algorithmic modeling for Rhino
As computer education is considered one of the fundamental aspects of science education, the range of educational opportunities to introduce algorithms to students has been expanded. An increasing number of universities have implemented an algorithmic curriculum for non-computer science graduates, as algorithmic education is expected to promote logical thinking and general problem formulation and skills.
Typically, an algorithm course is organized in the form of classroom lectures and is accompanied by a related programming course, organized as an exercise to confirm and establish a better understanding of the content learned in the lectures, according to wowessays reviews. Thus, learning through instruction in lectures and establishing understanding through the construction of an exercise cycle.
The cycle allows students to solve problems in the formal of algorithm and understand the algorithm as the essence of the program code. However, according to our classroom experience, many students are unable to develop the learning style needed for this cycle and come to a halt. We believe that this is the result of continuing to practice programming without the proper understanding of the algorithm.

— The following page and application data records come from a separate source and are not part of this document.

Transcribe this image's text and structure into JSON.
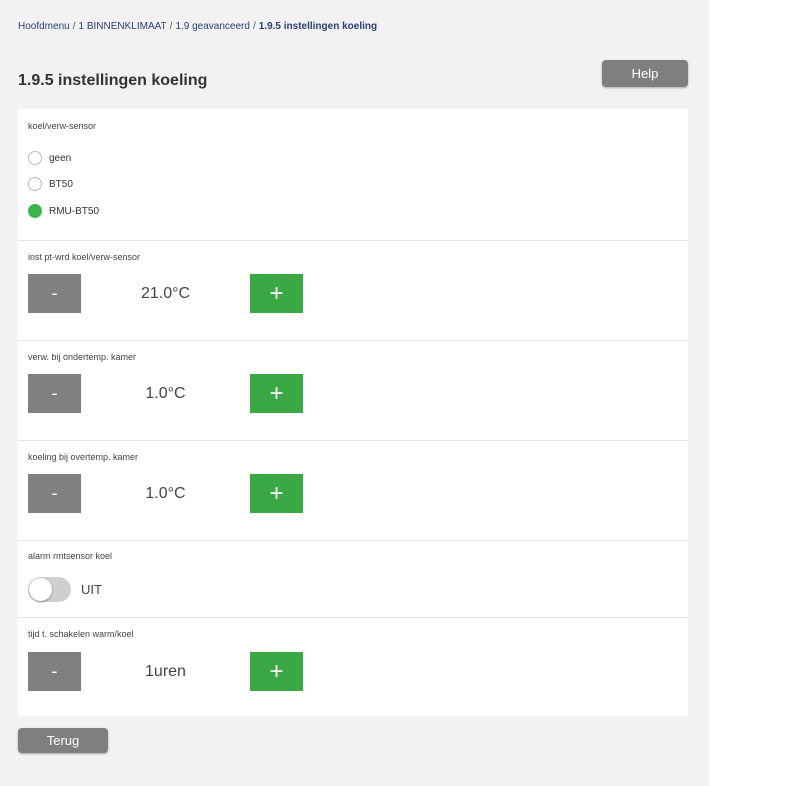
{
  "breadcrumb": [
    "Hoofdmenu",
    "1 BINNENKLIMAAT",
    "1.9 geavanceerd",
    "1.9.5 instellingen koeling"
  ],
  "page_title": "1.9.5 instellingen koeling",
  "help_label": "Help",
  "back_label": "Terug",
  "sensor": {
    "label": "koel/verw-sensor",
    "options": [
      {
        "label": "geen",
        "selected": false
      },
      {
        "label": "BT50",
        "selected": false
      },
      {
        "label": "RMU-BT50",
        "selected": true
      }
    ]
  },
  "steppers": [
    {
      "label": "inst pt-wrd koel/verw-sensor",
      "value": "21.0°C",
      "minus": "-",
      "plus": "+"
    },
    {
      "label": "verw. bij ondertemp. kamer",
      "value": "1.0°C",
      "minus": "-",
      "plus": "+"
    },
    {
      "label": "koeling bij overtemp. kamer",
      "value": "1.0°C",
      "minus": "-",
      "plus": "+"
    },
    {
      "label": "tijd t. schakelen warm/koel",
      "value": "1uren",
      "minus": "-",
      "plus": "+"
    }
  ],
  "alarm": {
    "label": "alarm rmtsensor koel",
    "state": "UIT",
    "on": false
  },
  "colors": {
    "accent_green": "#3aa844",
    "button_grey": "#808080"
  }
}
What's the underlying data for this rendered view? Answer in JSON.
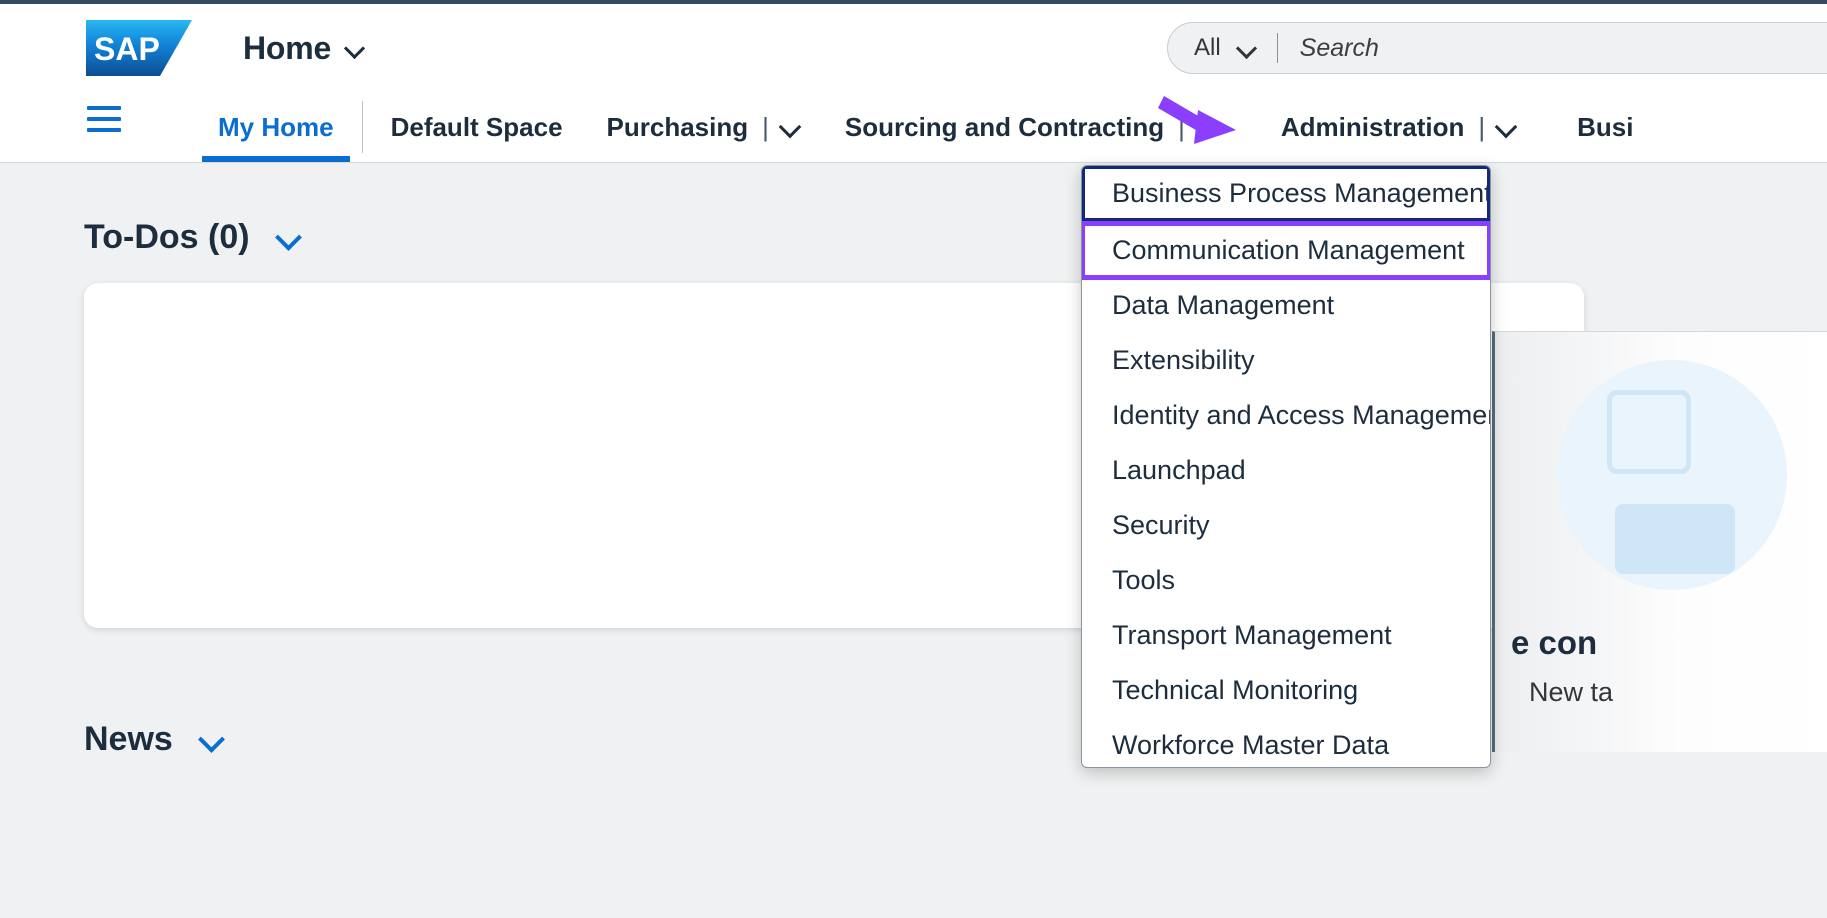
{
  "header": {
    "logo_alt": "SAP",
    "app_title": "Home",
    "app_title_chevron": "chevron-down-icon",
    "search": {
      "scope_label": "All",
      "scope_chevron": "chevron-down-icon",
      "placeholder": "Search",
      "value": ""
    }
  },
  "navbar": {
    "menu_icon": "hamburger-icon",
    "items": [
      {
        "label": "My Home",
        "active": true,
        "has_dropdown": false
      },
      {
        "label": "Default Space",
        "active": false,
        "has_dropdown": false
      },
      {
        "label": "Purchasing",
        "active": false,
        "has_dropdown": true
      },
      {
        "label": "Sourcing and Contracting",
        "active": false,
        "has_dropdown": true
      },
      {
        "label": "Administration",
        "active": false,
        "has_dropdown": true
      },
      {
        "label": "Busi",
        "active": false,
        "has_dropdown": false
      }
    ]
  },
  "dropdown": {
    "owner": "Administration",
    "items": [
      {
        "label": "Business Process Management",
        "highlight": "blue"
      },
      {
        "label": "Communication Management",
        "highlight": "purple"
      },
      {
        "label": "Data Management",
        "highlight": "none"
      },
      {
        "label": "Extensibility",
        "highlight": "none"
      },
      {
        "label": "Identity and Access Management",
        "highlight": "none"
      },
      {
        "label": "Launchpad",
        "highlight": "none"
      },
      {
        "label": "Security",
        "highlight": "none"
      },
      {
        "label": "Tools",
        "highlight": "none"
      },
      {
        "label": "Transport Management",
        "highlight": "none"
      },
      {
        "label": "Technical Monitoring",
        "highlight": "none"
      },
      {
        "label": "Workforce Master Data",
        "highlight": "none"
      }
    ]
  },
  "content": {
    "todos": {
      "title": "To-Dos (0)",
      "collapse_icon": "chevron-down-icon"
    },
    "news": {
      "title": "News",
      "collapse_icon": "chevron-down-icon"
    },
    "right_tile": {
      "title": "e con",
      "subtitle": "New ta",
      "illustration": "document-illustration"
    }
  },
  "annotation": {
    "arrow_color": "#8b3ffd",
    "arrow_target": "Administration",
    "highlight_blue": "#11287b",
    "highlight_purple": "#8b3ffd"
  },
  "colors": {
    "accent": "#0a6ed1",
    "text": "#1d2d3e",
    "page_bg": "#eff1f2",
    "shell_bg": "#ffffff"
  }
}
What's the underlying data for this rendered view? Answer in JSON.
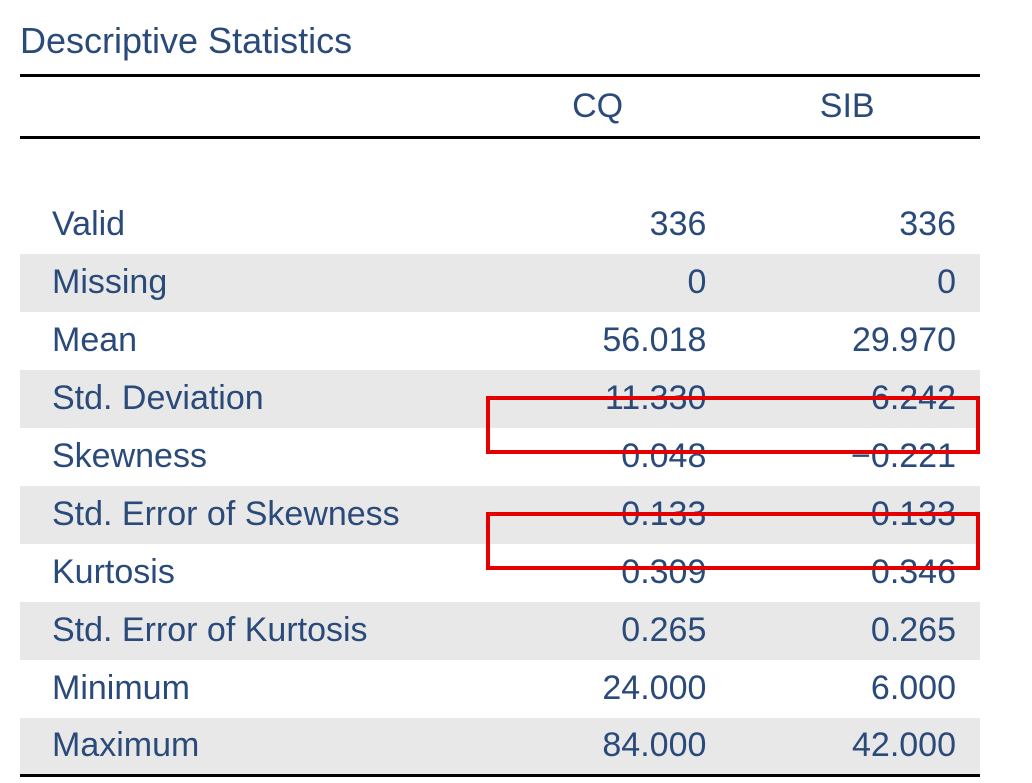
{
  "title": "Descriptive Statistics",
  "columns": {
    "c1": "CQ",
    "c2": "SIB"
  },
  "rows": {
    "valid": {
      "label": "Valid",
      "cq": "336",
      "sib": "336"
    },
    "missing": {
      "label": "Missing",
      "cq": "0",
      "sib": "0"
    },
    "mean": {
      "label": "Mean",
      "cq": "56.018",
      "sib": "29.970"
    },
    "stddev": {
      "label": "Std. Deviation",
      "cq": "11.330",
      "sib": "6.242"
    },
    "skew": {
      "label": "Skewness",
      "cq": "0.048",
      "sib": "−0.221"
    },
    "seskew": {
      "label": "Std. Error of Skewness",
      "cq": "0.133",
      "sib": "0.133"
    },
    "kurt": {
      "label": "Kurtosis",
      "cq": "0.309",
      "sib": "0.346"
    },
    "sekurt": {
      "label": "Std. Error of Kurtosis",
      "cq": "0.265",
      "sib": "0.265"
    },
    "min": {
      "label": "Minimum",
      "cq": "24.000",
      "sib": "6.000"
    },
    "max": {
      "label": "Maximum",
      "cq": "84.000",
      "sib": "42.000"
    }
  }
}
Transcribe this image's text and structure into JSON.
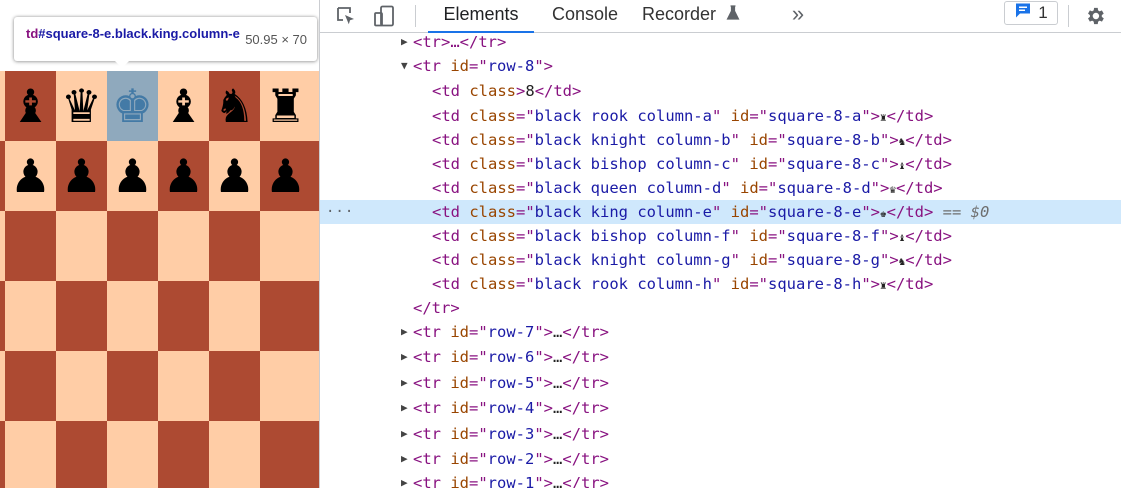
{
  "tooltip": {
    "tag": "td",
    "selector": "#square-8-e.black.king.column-e",
    "size": "50.95 × 70"
  },
  "board": {
    "highlight_color": "#8fa9bd",
    "dark_color": "#ad4a32",
    "light_color": "#ffcda6",
    "rank8": [
      "♝",
      "♛",
      "♚",
      "♝",
      "♞",
      "♜"
    ],
    "rank7": [
      "♟",
      "♟",
      "♟",
      "♟",
      "♟",
      "♟"
    ]
  },
  "devtools": {
    "tabs": [
      "Elements",
      "Console",
      "Recorder"
    ],
    "active_tab": "Elements",
    "more_tabs": "»",
    "issues_count": "1",
    "accent_color": "#1a73e8",
    "tree": [
      {
        "arrow": "▶",
        "text": "<tr>…</tr>"
      },
      {
        "arrow": "▼",
        "open": "tr",
        "id": "row-8"
      },
      {
        "td_class_only": "8"
      },
      {
        "cls": "black rook column-a",
        "id": "square-8-a",
        "glyph": "♜"
      },
      {
        "cls": "black knight column-b",
        "id": "square-8-b",
        "glyph": "♞"
      },
      {
        "cls": "black bishop column-c",
        "id": "square-8-c",
        "glyph": "♝"
      },
      {
        "cls": "black queen column-d",
        "id": "square-8-d",
        "glyph": "♛"
      },
      {
        "cls": "black king column-e",
        "id": "square-8-e",
        "glyph": "♚",
        "selected": true,
        "marker": "== $0"
      },
      {
        "cls": "black bishop column-f",
        "id": "square-8-f",
        "glyph": "♝"
      },
      {
        "cls": "black knight column-g",
        "id": "square-8-g",
        "glyph": "♞"
      },
      {
        "cls": "black rook column-h",
        "id": "square-8-h",
        "glyph": "♜"
      },
      {
        "close": "</tr>"
      },
      {
        "arrow": "▶",
        "row": "row-7"
      },
      {
        "arrow": "▶",
        "row": "row-6"
      },
      {
        "arrow": "▶",
        "row": "row-5"
      },
      {
        "arrow": "▶",
        "row": "row-4"
      },
      {
        "arrow": "▶",
        "row": "row-3"
      },
      {
        "arrow": "▶",
        "row": "row-2"
      },
      {
        "arrow": "▶",
        "row": "row-1"
      }
    ]
  }
}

To date, several learning support systems have been developed to support students beginning to understand algorithms (Pears et al., 2007). These systems provide for how to process the program's code objects and algorithms (that is, the world of the target domain) and reproduce the behavior of the code and algorithms. The presentation of these systems in classrooms should allow students to develop a better understanding of the algorithm (Robbins et al, 2003).
However, the expansion of the range of educational opportunities has increasingly that teachers teach students with different levels of prior knowledge. Depending on the students' prior knowledge, the teacher must adjust the content or intent of the instruction, such as the point at which the student must focus on the algorithm or program, or the degree of abstraction or generalization of the instruction. Almost all current systems reject these variations in the teacher's intentions and view the target domain world with a fixed view policy.
In addition, although existing systems focus on reproducing the entire flow of algorithmic behavior, knowledge related to algorithms is also important in learning algorithms. For example, the properties of an algorithm, such as the number or changes in the classification tasks, are an important learning objective.
In this article, we describe the classroom practice of our algorithm curriculum, based on these ideas. We introduced the classroom to the learning support system developed in our previous work (Kogur et al., 2014). Our system visualizes the world of the target domain according to a policy defined by the teacher.
In addition, the content of our practice includes not only using our system to learn about the entire flow that represents the behavior of an algorithm, but also discovering learning about the properties of the algorithm.
For example, a teacher can draw a matrix object using a horizontal layout when the instruction is classified in the target matrix, while the teacher can draw it using a vertical layout for the stack.